Outside of the breeding season, milk snakes will attempt to subdue and eat any snake that crosses its path. This includes smaller milk snakes.
A study in the Journal of Herpetology found that only infrequently would milk snakes practice cannibalistic behavior. Instead, the larger portion of their diet consisted of small mammals and lizards.
Do Milk Snakes Only Mimic Coral Snakes?
The coral snake is not the only venomous snake that has had its likeness borrowed. The eastern milk snake, native to the northeast regions of the U.S., mimics the deadly northern copperhead snake. Instead of vivid reds and whites, the eastern milk snake mimics the dark browns and black banding of the copperhead.
The eastern milk snake can also resemble other snakes in the same family as the copperhead. This includes cottonmouths and Mexican ground pit vipers. Depending on color variations, eastern milk snakes can also resemble pygmy rattlesnakes and ground rattlesnakes.
Milk Snakes vs. Coral Snakes vs. Copperheads
There is a common rhyme for telling milk snakes apart from coral snakes. “Red on yellow kills a fellow. Red on black, friend of Jack.” While catchy, this rhyme doesn’t hold true all of the time.
Milk snakes have diverged into multiple subspecies, each with its own quirks and traits. Colors and patterns vary across each subspecies. This makes accurate identification tricky without close examination.
The following markers help distinguish milk snakes from coral snakes and copperheads. These rules are not 100% accurate. It is always advised to leave wild snakes alone, especially if you cannot identify them.
|Coral Snake Identification||Milk Snake Identification||Copperhead Identification|
|Stripes and only stripes. Yellow bands and red bands touching.||Thick, rounded bands or irregular blotches outlined in black. Black rings separate red and yellow bands and splotches.||Distinct, hourglass-shaped splotches.|
|Slim bodies with a narrow head.||Slim bodies with a narrow head.||Stout bodies with a broad head.|

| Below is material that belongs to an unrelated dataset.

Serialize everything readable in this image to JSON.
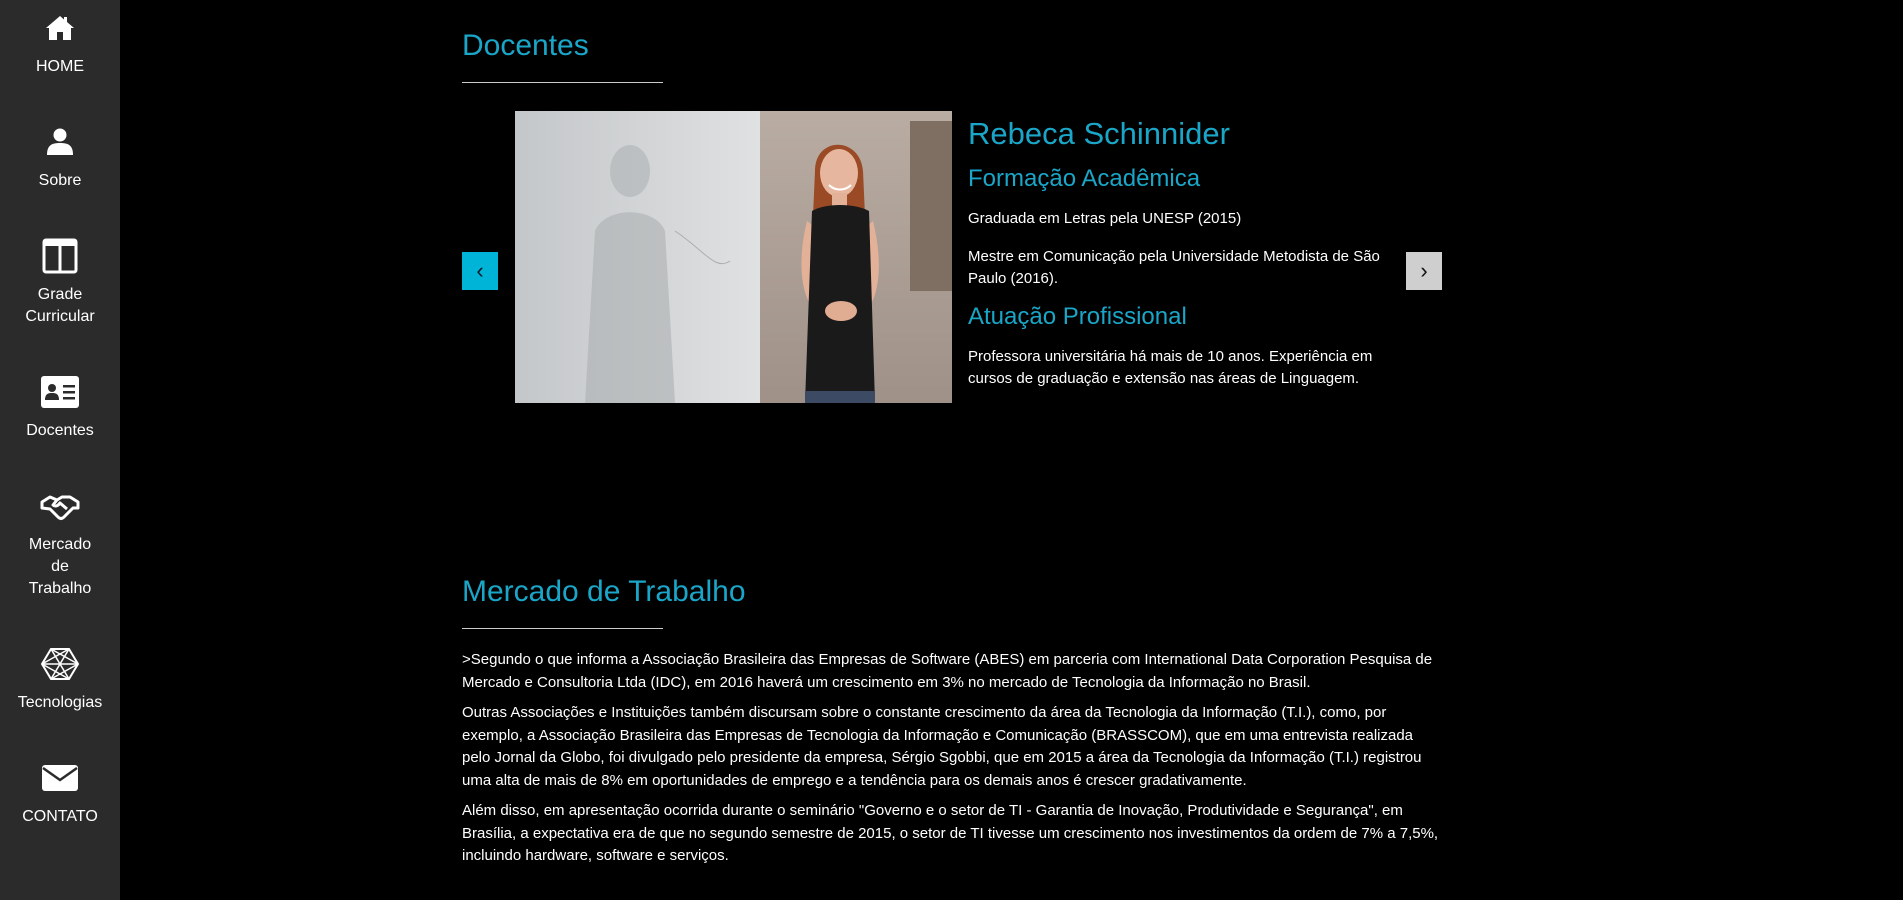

|Smooth, glossy scales.||Smooth, glossy scales.||Brown, tan, and near-black scales with little gloss.|
|A face covered in black scales.||An irregularly shaped ‘Y’ or ‘V’ on the back of the head.||A triangular-shaped head with heat-sensing pits above the lip.|
If you encounter a snake in the wild or in your backyard, it is best to ask an expert to remove it. Snake catchers will identify if a snake is dangerous and have the equipment to safely capture and relocate the snake.
As milk snakes are non-venomous, they do not have fangs. A bite may not hurt at all, or even break the skin. While these snakes may look similar to the deadly coral snake, milk snakes are actually one of the most harmless snakes known. Milk snakes are not at all dangerous.